keeps going on you’re going to do something about it . . .
Bolton: No option is taken off the table.
Cavuto: Military as well?
Cavuto: Unilateral military action?
Bolton: Secretary Rice made that point . . .
that’s why . . .
Cavuto: That we would act alone if we had
Bolton: That’s why he says no option is
taken off the table. But it’s also why the president has reached out to
[Russian] President Putin and other leaders in the past couple of days to
say, "We’re making a significant step here" -- that will be criticized by
many of the president’s staunchest supporters here at home, but he’s
taking this step to show strength and American leadership. He’s doing it
to say "We gave Iran this last chance to show they are serious when they
say 'We don’t want nuclear weapons.’" This is "put up or shut up" time for
Among the "staunchest supporters" of Bush’s
warmongering policies is of course the notorious former head of the
Defense Policy Board who retains strong ties to the neocons surrounding
Cheney who have dominated foreign policy to date. Addressing a sympathetic
audience at the AIPAC conference in April, Richard Perle opined that "The
attack [on Iran] would be over before anybody knew what had happened,"
adding that a dozen B-2 bombers could solve the problem overnight.
Bolton’s comment about criticism of the
decision may hint at the disappointment felt by Cheney’s staff as well as
Bolton himself, who’s been chomping at the bit to attack Syria and Iran.
They may resent Condi’s growing grip on foreign policy and the relative
decline (too slight so far to break open any champagne bottles) in the
neocons’ power. The changing U.S. position causes me some hope that the
war plans already well advanced will remain on hold and maybe even be
shelved, to the great relief of the top brass and most rational people.
But as the diplomacy proceeds, one must avoid delusional optimism.
Perhaps there’s a relationship between the
timing of the (supposed) Iraqi breakthroughs and the Washington Post’s
reporting of a strategic retreat from an attack on Iran. It allows the
neocons to save some face, surely. Their first project, the imposition of
Pax Americana on Afghanistan, has in this fifth year since the fall of
Kabul produced anti-American rioting in the capital, reestablishment of
Taliban control over the south, record opium harvests, and one U.S. GI
death every four days. The second, the acquisition of control over Iraq,

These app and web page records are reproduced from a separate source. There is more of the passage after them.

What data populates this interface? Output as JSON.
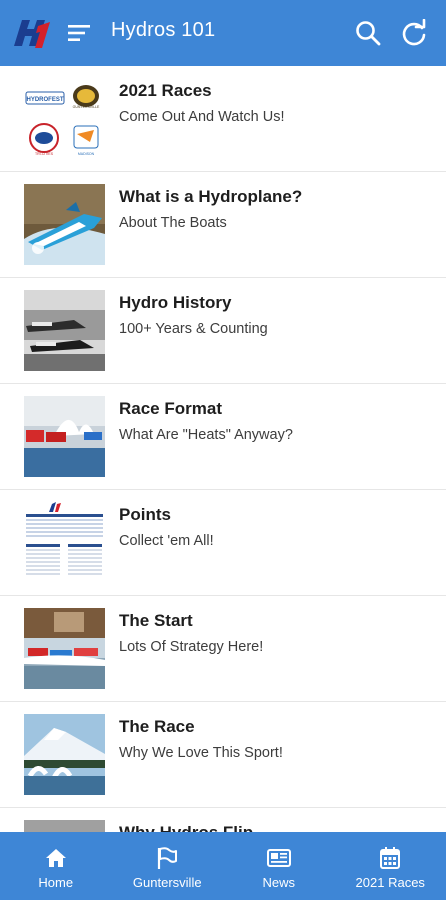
{
  "app": {
    "title": "Hydros 101",
    "logo_text": "H1",
    "colors": {
      "primary": "#3e86d6",
      "logo_red": "#d4212b",
      "logo_blue": "#1b3d8f"
    }
  },
  "header": {
    "menu_icon": "menu-icon",
    "search_icon": "search-icon",
    "refresh_icon": "refresh-icon"
  },
  "items": [
    {
      "title": "2021 Races",
      "subtitle": "Come Out And Watch Us!",
      "thumb": "race-logos",
      "thumb_text": [
        "HYDROFEST",
        "GUNTERSVILLE",
        "TRI-CITIES",
        "MADISON"
      ]
    },
    {
      "title": "What is a Hydroplane?",
      "subtitle": "About The Boats",
      "thumb": "blue-boat-photo"
    },
    {
      "title": "Hydro History",
      "subtitle": "100+ Years & Counting",
      "thumb": "vintage-photo"
    },
    {
      "title": "Race Format",
      "subtitle": "What Are \"Heats\" Anyway?",
      "thumb": "race-photo"
    },
    {
      "title": "Points",
      "subtitle": "Collect 'em All!",
      "thumb": "points-table"
    },
    {
      "title": "The Start",
      "subtitle": "Lots Of Strategy Here!",
      "thumb": "start-photo"
    },
    {
      "title": "The Race",
      "subtitle": "Why We Love This Sport!",
      "thumb": "mountain-photo"
    },
    {
      "title": "Why Hydros Flip",
      "subtitle": "",
      "thumb": "flip-photo"
    }
  ],
  "bottom_nav": [
    {
      "label": "Home",
      "icon": "home-icon"
    },
    {
      "label": "Guntersville",
      "icon": "flag-icon"
    },
    {
      "label": "News",
      "icon": "newspaper-icon"
    },
    {
      "label": "2021 Races",
      "icon": "calendar-icon"
    }
  ]
}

has failed miserably. A college campus-sized "embassy" -- the largest in
the world -- rises in the heart of Baghdad, a fortress to shelter the
world’s largest diplomatic mission from the wrath of a people enraged by
the Abu Ghraibs, Hadithas, and daily abuses, humiliations and intolerable
inconveniences caused by a criminal invasion. 1,400 civilians were killed
by "sectarian violence" unknown under the old regime in Baghdad, in May
alone! Failure, failure, failure.
And then, a message from Russia and China
(and the world in general), delivered through Condi to Bush: We won’t
play along with your game, designed to legitimate your planned attack on
Iran. We won’t pass your resolution in the Security Council.
Bush reportedly winced as his trusted Secretary of State recommended the
first U.S.-Iranian negotiations in 27 years. Hadn’t Cheney said, "We don’t
negotiate with evil, we defeat it"? In that context, had the killing of
Zarqawi not occurred, today’s good news would’ve had to be invented.
is a Professor of History, and Adjunct Professor of Comparative Religion,
at Tufts University and author of numerous works on Japanese history. He
can be reached at: